'Morandi in colors II' by Anne-Lise Coste is one of several still lifes at Susanne Hilberry Gallery. (Susanne Hilberry Gallery)
French artist Anne-Lise Coste is perhaps best known for using words as art, airbrushing questions and slogans in childish block letters. These are text-based compositions that the Italian art magazine Mousse found filled with, in an apt phrase, both “severity and airiness.”
In 2013, however, the painter filled a show at New York’s Eleven Rivington gallery with studies, most black and white, of details from Picasso’s “Guernica,” an interesting turn toward the mythic and profound.

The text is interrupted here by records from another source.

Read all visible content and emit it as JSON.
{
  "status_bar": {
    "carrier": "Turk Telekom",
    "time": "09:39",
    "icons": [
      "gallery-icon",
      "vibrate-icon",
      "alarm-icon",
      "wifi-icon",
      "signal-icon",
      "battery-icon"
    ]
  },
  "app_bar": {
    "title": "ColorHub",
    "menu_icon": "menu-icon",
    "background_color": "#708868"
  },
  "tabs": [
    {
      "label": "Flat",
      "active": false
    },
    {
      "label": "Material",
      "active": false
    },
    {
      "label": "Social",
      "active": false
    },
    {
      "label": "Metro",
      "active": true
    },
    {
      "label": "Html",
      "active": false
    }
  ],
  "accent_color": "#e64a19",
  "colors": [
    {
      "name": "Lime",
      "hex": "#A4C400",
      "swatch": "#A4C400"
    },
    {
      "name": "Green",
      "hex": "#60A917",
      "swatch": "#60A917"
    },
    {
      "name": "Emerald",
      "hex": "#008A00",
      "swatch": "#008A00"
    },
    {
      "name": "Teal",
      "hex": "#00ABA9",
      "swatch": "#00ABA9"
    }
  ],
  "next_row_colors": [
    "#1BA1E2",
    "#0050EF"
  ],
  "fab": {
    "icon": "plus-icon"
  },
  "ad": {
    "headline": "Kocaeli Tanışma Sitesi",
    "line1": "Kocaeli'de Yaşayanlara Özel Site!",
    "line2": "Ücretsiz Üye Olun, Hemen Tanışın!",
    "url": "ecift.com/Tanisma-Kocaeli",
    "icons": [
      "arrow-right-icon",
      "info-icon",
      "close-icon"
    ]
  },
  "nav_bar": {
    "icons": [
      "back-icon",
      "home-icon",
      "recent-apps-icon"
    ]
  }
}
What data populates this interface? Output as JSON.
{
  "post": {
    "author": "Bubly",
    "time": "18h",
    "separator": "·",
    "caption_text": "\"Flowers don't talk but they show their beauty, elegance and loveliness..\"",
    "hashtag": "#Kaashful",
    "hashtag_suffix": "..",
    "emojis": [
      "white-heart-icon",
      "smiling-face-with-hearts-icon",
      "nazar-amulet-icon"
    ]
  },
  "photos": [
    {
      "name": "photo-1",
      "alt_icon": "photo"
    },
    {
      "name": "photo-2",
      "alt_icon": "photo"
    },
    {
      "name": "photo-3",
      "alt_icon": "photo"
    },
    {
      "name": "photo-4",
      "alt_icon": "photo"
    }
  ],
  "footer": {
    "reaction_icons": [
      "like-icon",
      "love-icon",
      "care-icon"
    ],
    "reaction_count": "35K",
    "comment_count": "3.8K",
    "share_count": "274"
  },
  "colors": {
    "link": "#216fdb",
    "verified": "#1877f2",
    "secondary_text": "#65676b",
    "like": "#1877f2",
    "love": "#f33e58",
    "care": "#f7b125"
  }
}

“Anne-Lise Coste” at Ferndale’s Susanne Hilberry Gallery gives us something mellower, a show that’s dominated by still lifes of bottles — simply rendered vessels that, indeed, could well have stepped out of a Picasso or a Matisse. The show runs through Aug. 9.
The bottles come in both black and white and a rainbow of soft colors. The former are interesting, if a bit intellectual. But the latter? They’re complete and utter knock-outs, throbbing with power and, surprisingly, emotion.
Like a child, Coste typically colors outside the lines, as with “Morandi in colors II,” and as a result, the vessels rendered in warm tones glow like they’re catching the late-afternoon sun. They’re irresistible.
Much like her “Guernica” studies, these paintings are also an homage, this time to the Italian still life master, Giorgio Morandi (1890-1964). But where Morandi’s detailed vessels came in a wide variety of styles, Coste’s are mostly all alike — simple, slim, tapering and narrow.
The show at Hilberry isn’t all “Morandis,” however. There are four of Coste’s text compositions, one of which reads, in her typically disjointed fashion, “Disappointed again? Feel falling apart? Refusing to grow up?”
There are also abstracts in the show, some quite large. The three in the “Elle” series are particularly cool, and with their layers of jumbled letters and lines, a world away from the warmth and tranquility of those bottles.